Mohegan Wreck

The Mohegan was a 147m long, 6889 ton steamship that was en-route to New York from London. The course it steered as it passed Cornwall, was completely wrong. It was steering a course of 280 degrees as it passed 3 miles south of the Eddystone, that would drive it onto the shore just East of Falmouth. At some point it changed course and a witness, Mr Fooks the receiver of wreck, thought it was then heading into Falmouth harbour. It changed course and Fooks then thought it was heading for the Helford. Fooks then noticed it was heading south, hopefully into clear water. The Porthoustock lifeboat coxswain, James Hill, spotted the ship, he thought it was heading towards him. He then noticed it change course again, presuming that was after the shore lights were noticed. Knowing the ship was in danger, Hill summoned the lifeboat crew. The Mohegan hit Pen-Wyn at full speed, losing it’s rudder, continuing for a quarter of a mile when it ended up hitting the rocks known as the Voices (Maen Voes). Over 100, people including crew and passengers, lost their lives during the incident.

Mohegan funnel and masts

Mohegan funnel and masts

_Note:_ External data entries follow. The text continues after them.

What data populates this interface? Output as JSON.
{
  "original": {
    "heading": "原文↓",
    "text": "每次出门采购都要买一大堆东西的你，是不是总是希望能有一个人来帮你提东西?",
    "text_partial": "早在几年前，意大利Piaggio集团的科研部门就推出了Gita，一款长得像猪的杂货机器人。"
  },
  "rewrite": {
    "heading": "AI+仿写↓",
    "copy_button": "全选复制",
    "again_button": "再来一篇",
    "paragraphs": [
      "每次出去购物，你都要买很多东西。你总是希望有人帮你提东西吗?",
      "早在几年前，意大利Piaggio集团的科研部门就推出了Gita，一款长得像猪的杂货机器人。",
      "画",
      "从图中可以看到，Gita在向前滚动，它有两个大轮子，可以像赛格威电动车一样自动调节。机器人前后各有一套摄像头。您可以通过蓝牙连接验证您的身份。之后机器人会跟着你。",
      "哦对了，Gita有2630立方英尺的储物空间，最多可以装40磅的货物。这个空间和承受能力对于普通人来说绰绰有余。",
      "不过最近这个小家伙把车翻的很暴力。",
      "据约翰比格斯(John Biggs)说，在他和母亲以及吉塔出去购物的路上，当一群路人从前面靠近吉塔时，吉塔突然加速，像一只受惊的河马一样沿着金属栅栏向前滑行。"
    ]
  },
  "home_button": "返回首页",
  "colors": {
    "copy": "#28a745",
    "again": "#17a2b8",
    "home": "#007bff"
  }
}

There has been a lot of speculation as to the cause of the ship’s course and course changes. The Board of Enquiry stated that the ship steered a course of W 3/4 N, which is around 280 degrees, as it passed Eddystone. That course would have caused the Mohegan to run aground near Portloe in Veryan Bay. Unfortunately, none of the people in charge of the ship’s course after this bearing was taken survived, so we do not know what happened next. For it to appear to Mr Fooks, to be heading into Falmouth Harbour, it must have made a couple of changes. What this shows us, is that if the ship was wrecked for the insurance, why were they avoiding the land? The ship was insured for £28,000 less than it’s value, the £28k was the accepted liability of the owners. If you are going to commit insurance fraud, insure it for more than it’s worth. The enquiry stated that the Captain wasn’t well, he never came down for the evening meal. Was he so ill he was confused? He may have ordered the wrong bearing from Eddystone, confusing it with the course to steer from the Lizard. Then being so ill, he wasn’t able to make any more decisions, leaving the crew to make decisions at the last minute. This would account for so many course changes.

Then there is the headless corpse that washed ashore three months later, near the home of Captain Griffiths. It was identified as Captain Griffiths. We are yet to find our who did the identification. Bodies at sea sink first, then float after gases build up, then sink again. They do not float around for months waiting to be identified. The Captains wife was spotted in the U.S. a while later, how did she afford the trip. Did the insurance or company pay out? They wouldn’t pay out without a body, was it her that identified the body? She would have had some of his clothes at home, did she arrange for them to appear on a headless corpse, to get a pay out? We may never know, it is very doubtful that that body was Captain Griffiths. Unless he had survived and was the person who was spotted jumping out and running away from the Porthoustock lifeboat, when it came ashore. If the wrecking wasn’t for the ship’s insurance, was Griffiths insured? The unknown answers to these questions are what keeps the mystery of the Mohegan’s wrecking alive today.

Over the years it has had a lot of salvage work done, even the engine was salvaged in 1963. It lies quite broken but is huge and it takes a long time to swim from one end to the other. Most boats drop their shot lines around the boilers, they are huge and easily spotted on the sounder. There are actually four boilers, it looks like three boilers but one is two small boilers back to front. It is surrounded by rocks of the Manacles which are covered in anemones and corals. The wreck itself is a haven for life and you can see just about everything you could expect to see in the U.K.

There are still items being found though. On a recent dive one diver brought up a brass valve, another brought up a glass mineral water bottle still with it’s cork in.

There is something for everyone on this dive, whether you like squidge or spidge it’s all there. It can only be dived at slack water as the currents can be strong. Although there is a lot of slack on small neap tides.

Links :-

Dive report